US retail sales fell in May for the second month, prompting economists to cut forecasts for economic growth as limited job and income gains hold back consumers.
The 0.2pc decline matched April's drop, Commerce Department figures showed in Washington. Sales excluding car dealerships slumped by the most in two years.
The US economic recovery is being slowed by the lowest gains in wages in a year and unemployment exceeding 8pc.
Together, these are taking a toll on consumer spending that accounts for about 70pc of the economy, leaving it more vulnerable to shocks from the European crisis.
Federal Reserve policymakers will gather next week to decide whether further stimulus is needed to fuel the three-year-old expansion.
"The consumer is pulling back," said Michael Brown, an economist at Wells Fargo Securities LLC in Charlotte, North Carolina, who correctly forecast the drop in sales.
He added: "There isn't a lot of job creation. We will continue to see softer numbers."
The Standard & Poor's 500 Index of shares fell 0.3pc to 1,320.88 at 12.11 p.m. in New York.
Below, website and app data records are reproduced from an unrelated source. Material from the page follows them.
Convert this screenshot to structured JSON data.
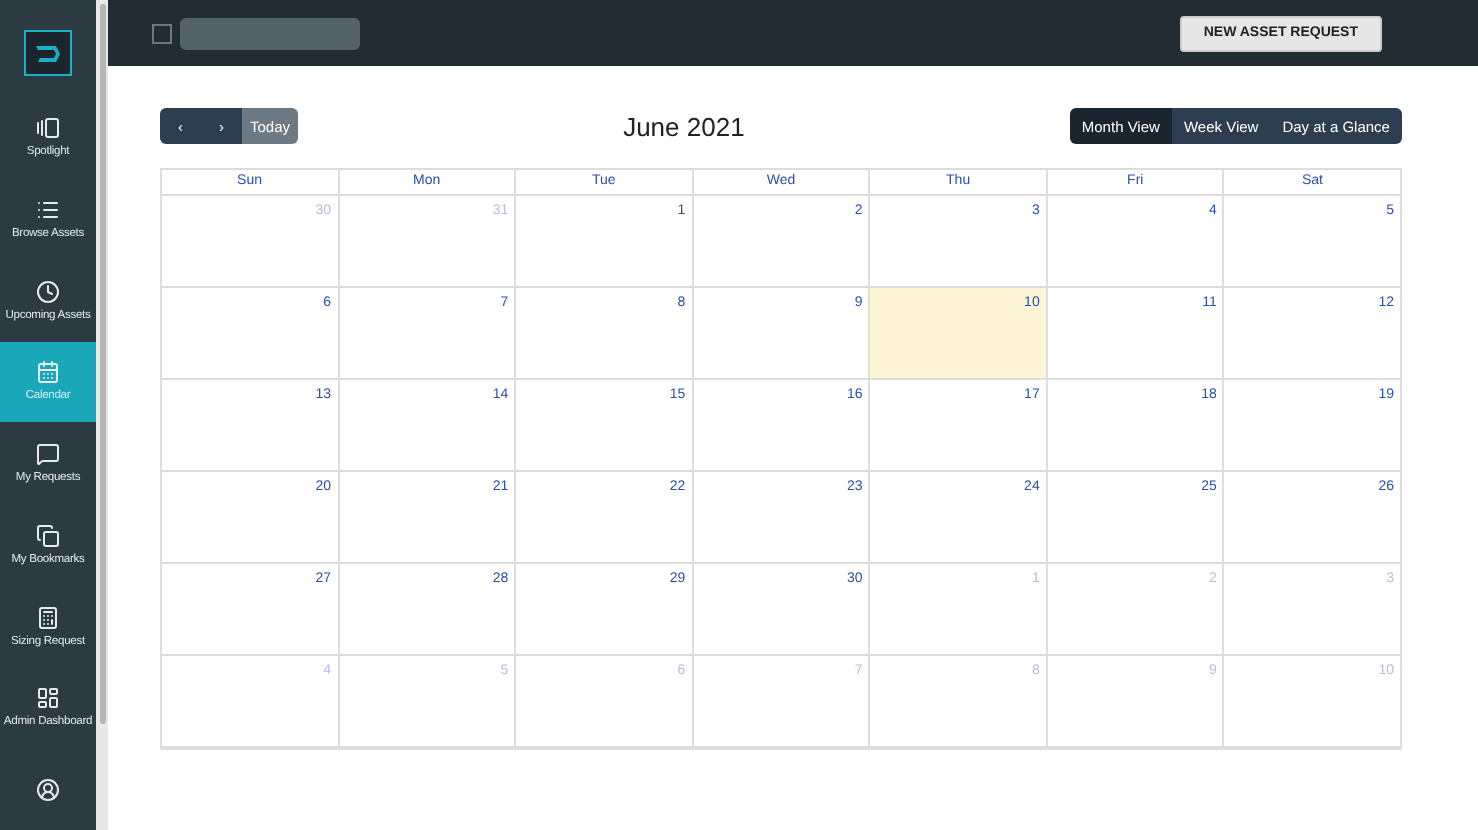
{
  "sidebar": {
    "items": [
      {
        "label": "Spotlight",
        "selected": false
      },
      {
        "label": "Browse Assets",
        "selected": false
      },
      {
        "label": "Upcoming Assets",
        "selected": false
      },
      {
        "label": "Calendar",
        "selected": true
      },
      {
        "label": "My Requests",
        "selected": false
      },
      {
        "label": "My Bookmarks",
        "selected": false
      },
      {
        "label": "Sizing Request",
        "selected": false
      },
      {
        "label": "Admin Dashboard",
        "selected": false
      },
      {
        "selected": false
      }
    ]
  },
  "top_bar": {
    "checked": false,
    "button": "NEW ASSET REQUEST"
  },
  "toolbar": {
    "prev": "‹",
    "next": "›",
    "today": "Today",
    "title": "June 2021",
    "views": [
      {
        "label": "Month View",
        "selected": true
      },
      {
        "label": "Week View",
        "selected": false
      },
      {
        "label": "Day at a Glance",
        "selected": false
      }
    ]
  },
  "calendar": {
    "weekdays": [
      "Sun",
      "Mon",
      "Tue",
      "Wed",
      "Thu",
      "Fri",
      "Sat"
    ],
    "weeks": [
      [
        {
          "label": "30",
          "outside": true,
          "today": false
        },
        {
          "label": "31",
          "outside": true,
          "today": false
        },
        {
          "label": "1",
          "outside": false,
          "today": false
        },
        {
          "label": "2",
          "outside": false,
          "today": false
        },
        {
          "label": "3",
          "outside": false,
          "today": false
        },
        {
          "label": "4",
          "outside": false,
          "today": false
        },
        {
          "label": "5",
          "outside": false,
          "today": false
        }
      ],
      [
        {
          "label": "6",
          "outside": false,
          "today": false
        },
        {
          "label": "7",
          "outside": false,
          "today": false
        },
        {
          "label": "8",
          "outside": false,
          "today": false
        },
        {
          "label": "9",
          "outside": false,
          "today": false
        },
        {
          "label": "10",
          "outside": false,
          "today": true
        },
        {
          "label": "11",
          "outside": false,
          "today": false
        },
        {
          "label": "12",
          "outside": false,
          "today": false
        }
      ],
      [
        {
          "label": "13",
          "outside": false,
          "today": false
        },
        {
          "label": "14",
          "outside": false,
          "today": false
        },
        {
          "label": "15",
          "outside": false,
          "today": false
        },
        {
          "label": "16",
          "outside": false,
          "today": false
        },
        {
          "label": "17",
          "outside": false,
          "today": false
        },
        {
          "label": "18",
          "outside": false,
          "today": false
        },
        {
          "label": "19",
          "outside": false,
          "today": false
        }
      ],
      [
        {
          "label": "20",
          "outside": false,
          "today": false
        },
        {
          "label": "21",
          "outside": false,
          "today": false
        },
        {
          "label": "22",
          "outside": false,
          "today": false
        },
        {
          "label": "23",
          "outside": false,
          "today": false
        },
        {
          "label": "24",
          "outside": false,
          "today": false
        },
        {
          "label": "25",
          "outside": false,
          "today": false
        },
        {
          "label": "26",
          "outside": false,
          "today": false
        }
      ],
      [
        {
          "label": "27",
          "outside": false,
          "today": false
        },
        {
          "label": "28",
          "outside": false,
          "today": false
        },
        {
          "label": "29",
          "outside": false,
          "today": false
        },
        {
          "label": "30",
          "outside": false,
          "today": false
        },
        {
          "label": "1",
          "outside": true,
          "today": false
        },
        {
          "label": "2",
          "outside": true,
          "today": false
        },
        {
          "label": "3",
          "outside": true,
          "today": false
        }
      ],
      [
        {
          "label": "4",
          "outside": true,
          "today": false
        },
        {
          "label": "5",
          "outside": true,
          "today": false
        },
        {
          "label": "6",
          "outside": true,
          "today": false
        },
        {
          "label": "7",
          "outside": true,
          "today": false
        },
        {
          "label": "8",
          "outside": true,
          "today": false
        },
        {
          "label": "9",
          "outside": true,
          "today": false
        },
        {
          "label": "10",
          "outside": true,
          "today": false
        }
      ]
    ]
  }
}
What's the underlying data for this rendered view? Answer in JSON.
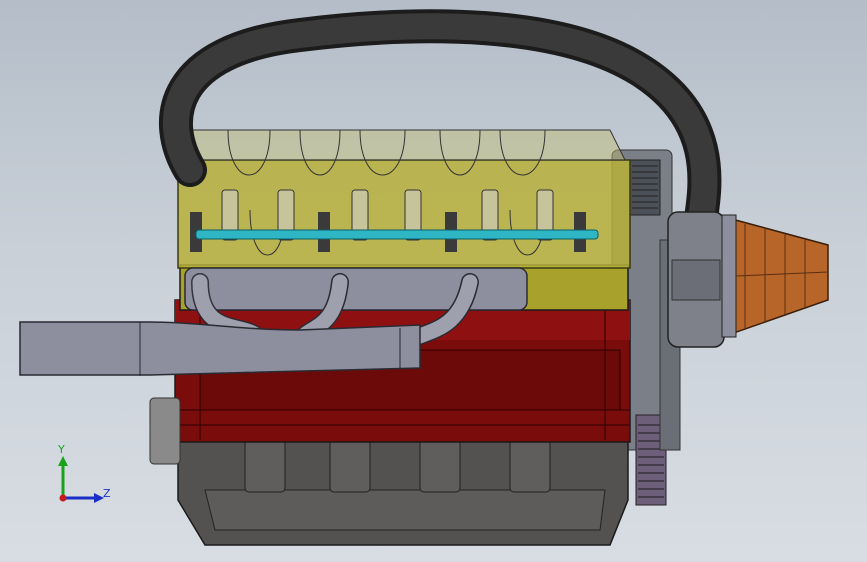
{
  "viewport": {
    "background_top": "#b4bdc8",
    "background_bottom": "#d8dde3"
  },
  "model": {
    "colors": {
      "hose": "#2a2a2a",
      "valve_cover": "#b7b03a",
      "head": "#a8a22c",
      "block": "#7a0c0c",
      "block_light": "#a81818",
      "oil_pan": "#545250",
      "exhaust": "#8d8f9e",
      "fuel_rail": "#2fb6c4",
      "air_filter": "#b8652a",
      "pulley": "#5d5d66"
    },
    "icons": [
      "radiator-hose-icon",
      "exhaust-manifold-icon",
      "air-filter-icon",
      "timing-pulley-icon"
    ]
  },
  "triad": {
    "y_label": "Y",
    "z_label": "Z",
    "y_color": "#1aa31a",
    "z_color": "#1a2fc8",
    "x_color": "#c81a1a"
  }
}
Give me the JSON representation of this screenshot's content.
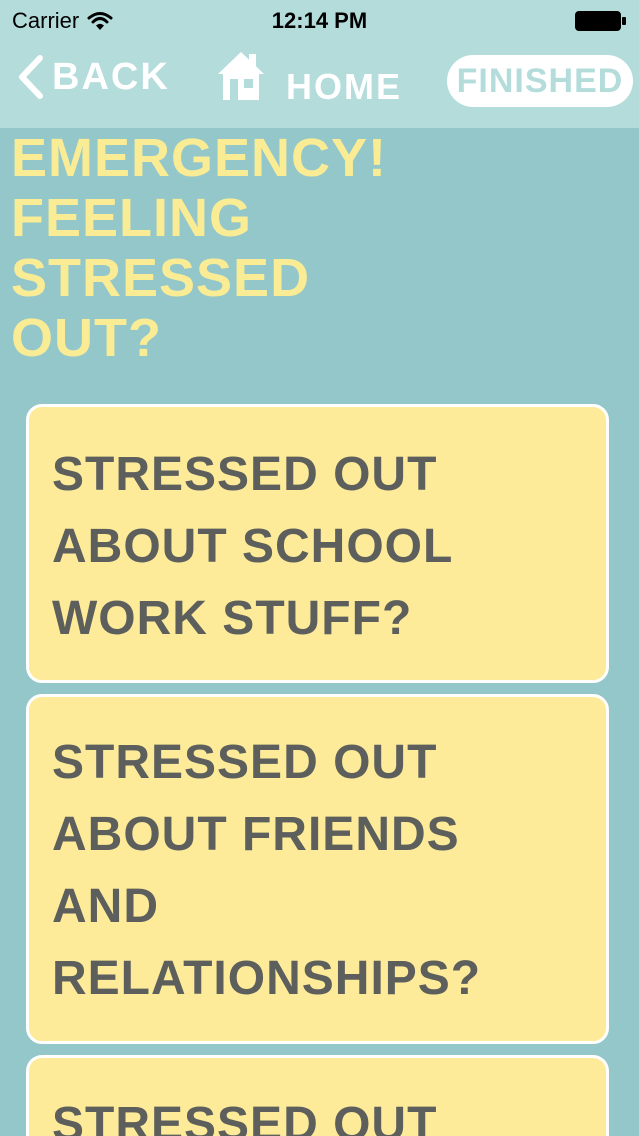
{
  "status_bar": {
    "carrier": "Carrier",
    "time": "12:14 PM",
    "icons": [
      "wifi-icon",
      "battery-icon"
    ]
  },
  "nav": {
    "back_label": "BACK",
    "home_label": "HOME",
    "finished_label": "FINISHED",
    "icons": [
      "chevron-left-icon",
      "home-icon"
    ]
  },
  "title_lines": [
    "EMERGENCY!",
    "FEELING",
    "STRESSED",
    "OUT?"
  ],
  "cards": [
    {
      "lines": [
        "STRESSED OUT",
        "ABOUT SCHOOL",
        "WORK STUFF?"
      ]
    },
    {
      "lines": [
        "STRESSED OUT",
        "ABOUT FRIENDS",
        "AND",
        "RELATIONSHIPS?"
      ]
    },
    {
      "lines": [
        "STRESSED OUT"
      ]
    }
  ],
  "colors": {
    "background": "#93c7c9",
    "header": "#b3dcdb",
    "title": "#faec95",
    "card": "#fdeb99",
    "card_text": "#5d5f5d",
    "white": "#ffffff"
  }
}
Treasuries advanced, sending the yield on the 10-year note down to 1.64pc, from 1.67pc late yesterday.
In the eurozone, industrial production decreased for a second month in April, led by a drop in Germany and adding to signs of a deepening economic slump.
Output in the 17-nation euro region declined 0.8pc from a month earlier, the EU's statistics office in Luxembourg said.
Japan's machinery orders increased more than forecast and South Korea's unemployment fell as Asian economies showed resilience in the face of Europe's debt crisis, other data showed.
Economists at Goldman Sachs Group Inc reduced their tracking estimate for US second-quarter gross domestic product following the retail sales report, to a 1.6pc gain from 1.8pc.
Morgan Stanley cut its projection 0.2 of a percentage point, to 1.8pc, while Credit Suisse marked down GDP for the period to 2.2pc from 2.5pc.
Another report yesterday showed that wholesale prices dropped in May by the most since July 2009 as energy and food costs decreased.
The US's Federal Open Market Committee, which sets the course of central bank policy, is due to begin a two-day meeting on June 19. The group may address slower job growth and the financial crisis in Europe.